Chinese officials confirmed Wednesday that the number of people infected by a new form of coronavirus in the country has reached 5,974, a total that surpasses the official cases tallied on the mainland during an outbreak of severe acute respiratory syndrome (SARS) in 2002 and 2003. SARS infected 5,237 people in mainland China, and killed almost 800 people across the world. The new SARS-like form of coronavirus has killed 132 people in China. The disease, which is believed to have originated in a seafood market in the Chinese central city of Wuhan, has also spread to other countries, including the U.S., where five cases hav...
Source: TIME: Health - January 28, 2020 Category: Consumer Health News Authors: Sanya Mansoor and Amy Gunia Tags: Uncategorized China Infectious Disease onetime overnight Source Type: news

WHO Highlights Human to Human Transmission Concerns From Wuhan Coronavirus as Death Toll Rises to 133
Chinese officials confirmed Wednesday that the number of people infected by a new form of coronavirus in the country has reached more than 6,000, a total that surpasses the official cases tallied on the mainland during an outbreak of severe acute respiratory syndrome (SARS) in 2002 and 2003. SARS infected 5,237 people in mainland China, and killed almost 800 people across the world. The new SARS-like form of coronavirus has killed 133 people in China and more than 3,500 cases have been confirmed in Hubei, the province where Wuhan is located, according to a virus tracker maintained by researchers at Johns Hopkins University...
Source: TIME: Health - January 28, 2020 Category: Consumer Health News Authors: Sanya Mansoor and Amy Gunia Tags: Uncategorized 2019-nCoV China Infectious Disease onetime overnight Source Type: news
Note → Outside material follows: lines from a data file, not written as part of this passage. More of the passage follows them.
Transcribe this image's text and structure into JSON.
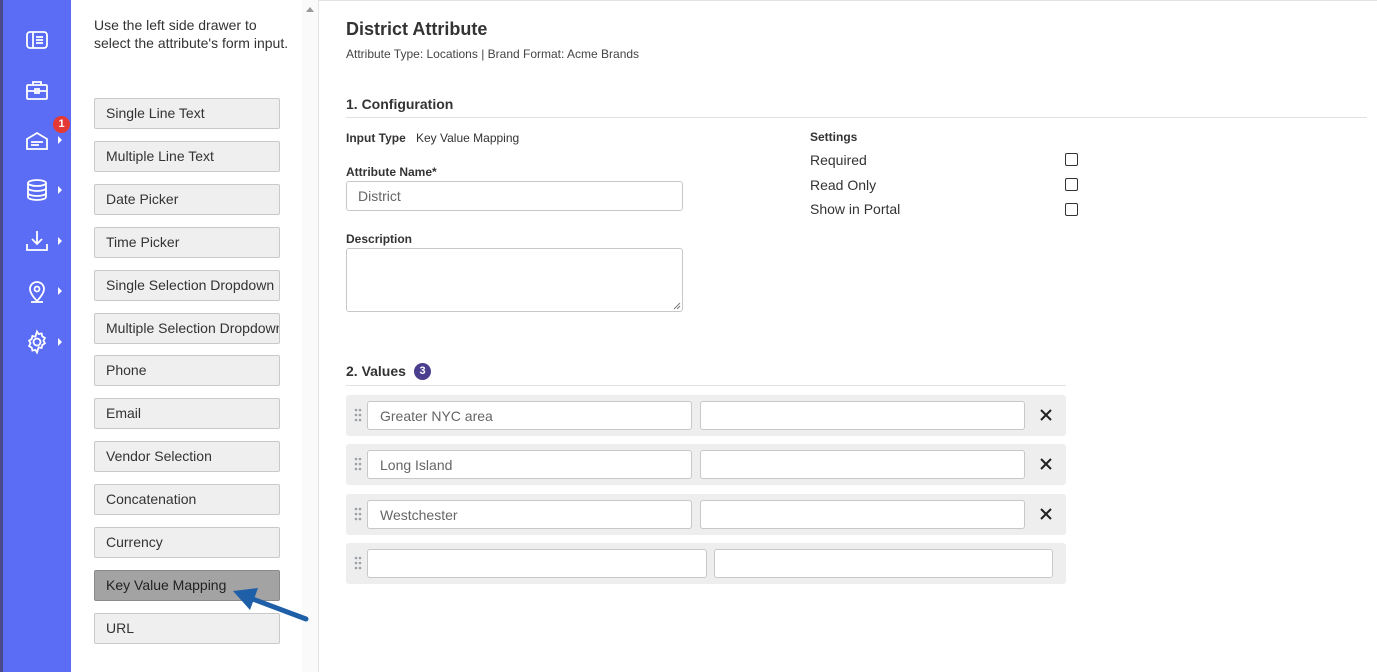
{
  "rail": {
    "items": [
      {
        "icon": "panel-icon",
        "has_caret": false
      },
      {
        "icon": "briefcase-icon",
        "has_caret": false
      },
      {
        "icon": "inbox-tray-icon",
        "has_caret": true,
        "badge": "1"
      },
      {
        "icon": "database-icon",
        "has_caret": true
      },
      {
        "icon": "download-icon",
        "has_caret": true
      },
      {
        "icon": "map-pin-icon",
        "has_caret": true
      },
      {
        "icon": "gear-icon",
        "has_caret": true
      }
    ],
    "accent": "#5b6cf5"
  },
  "drawer": {
    "help_text": "Use the left side drawer to select the attribute's form input.",
    "buttons": [
      "Single Line Text",
      "Multiple Line Text",
      "Date Picker",
      "Time Picker",
      "Single Selection Dropdown",
      "Multiple Selection Dropdown",
      "Phone",
      "Email",
      "Vendor Selection",
      "Concatenation",
      "Currency",
      "Key Value Mapping",
      "URL"
    ],
    "active": "Key Value Mapping"
  },
  "header": {
    "title": "District Attribute",
    "subtitle": "Attribute Type: Locations | Brand Format: Acme Brands"
  },
  "configuration": {
    "section_title": "1. Configuration",
    "input_type_label": "Input Type",
    "input_type_value": "Key Value Mapping",
    "attribute_name_label": "Attribute Name*",
    "attribute_name_value": "District",
    "description_label": "Description",
    "description_value": "",
    "settings_label": "Settings",
    "settings": [
      {
        "label": "Required",
        "checked": false
      },
      {
        "label": "Read Only",
        "checked": false
      },
      {
        "label": "Show in Portal",
        "checked": false
      }
    ]
  },
  "values": {
    "section_title": "2. Values",
    "count": "3",
    "rows": [
      {
        "key": "Greater NYC area",
        "value": ""
      },
      {
        "key": "Long Island",
        "value": ""
      },
      {
        "key": "Westchester",
        "value": ""
      },
      {
        "key": "",
        "value": ""
      }
    ]
  },
  "colors": {
    "badge_red": "#e53935",
    "count_badge": "#4a3e8e",
    "annotation_arrow": "#1f5fa8"
  }
}
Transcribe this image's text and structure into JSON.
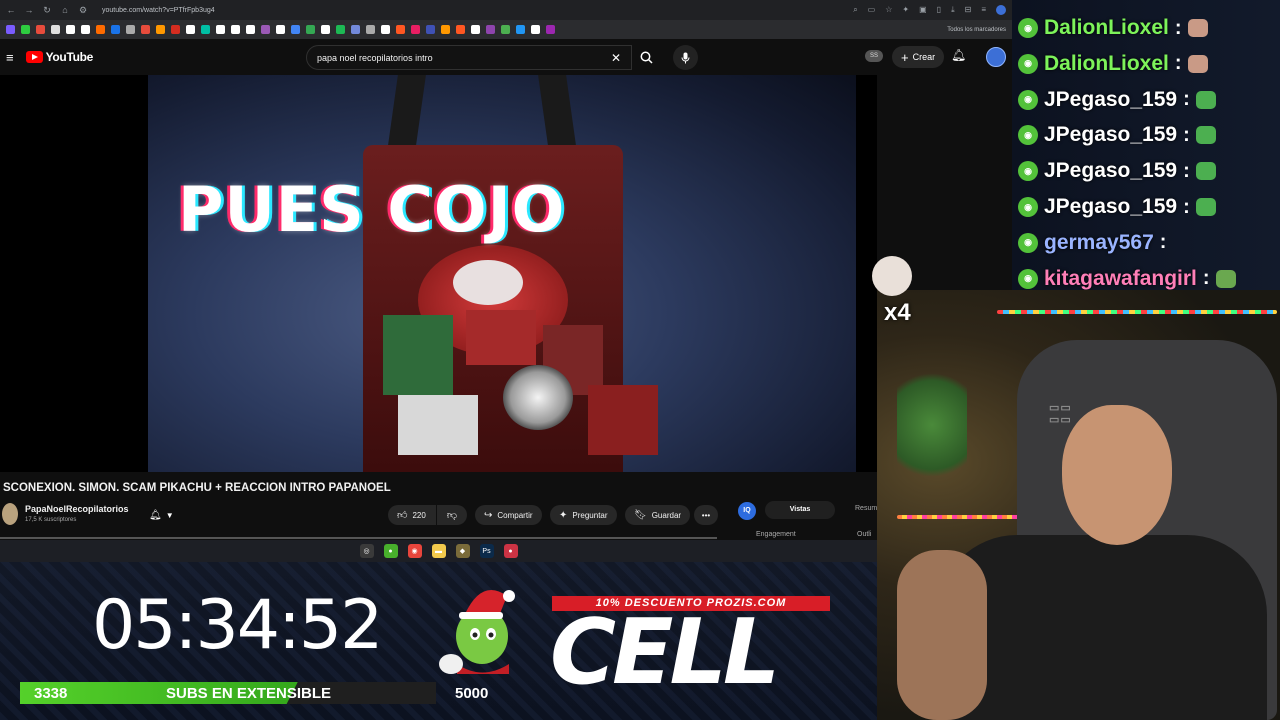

U.S. Plans Second Evacuation Flight From Wuhan as Coronavirus Death Toll Rises to 170
As China’s new coronavirus outbreak continues to grow, the State Department announced Thursday a second evacuation flight for Americans. China confirmed Thursday that the number of people infected by a new form of coronavirus in the country has increased to more than 7,700, a total that surpasses the official cases tallied on the mainland during the 2003 outbreak of severe acute respiratory syndrome (SARS). Then, SARS infected 5,237 people in mainland China and had a global death toll of almost 800. The new SARS-like form of coronavirus has killed 170 people in China. In Hubei province, the epicenter of the outbreak,...
Source: TIME: Health - January 28, 2020 Category: Consumer Health News Authors: Sanya Mansoor and Amy Gunia Tags: Uncategorized 2019-nCoV China Infectious Disease onetime overnight Source Type: news

New Cases in Arizona and California Push U.S. Number of China Virus to 5
(LOS ANGELES) — The U.S. has five confirmed cases of the new virus from China, all among people who traveled to the city at the center of the outbreak, health officials said Sunday. Two new cases were reported Sunday — one in Los Angeles County in California and the other in Maricopa County, Arizona. The latter case was someone with ties to Arizona State University who did not live in school housing, state health officials said. The three previously reported cases were a patient in Orange County, California; a man in his 30s in Washington state; and a woman in her 60s from Chicago. The virus can cause fever, c...
Source: TIME: Health - January 26, 2020 Category: Consumer Health News Authors: Associated Press Tags: Uncategorized California onetime Virus Source Type: news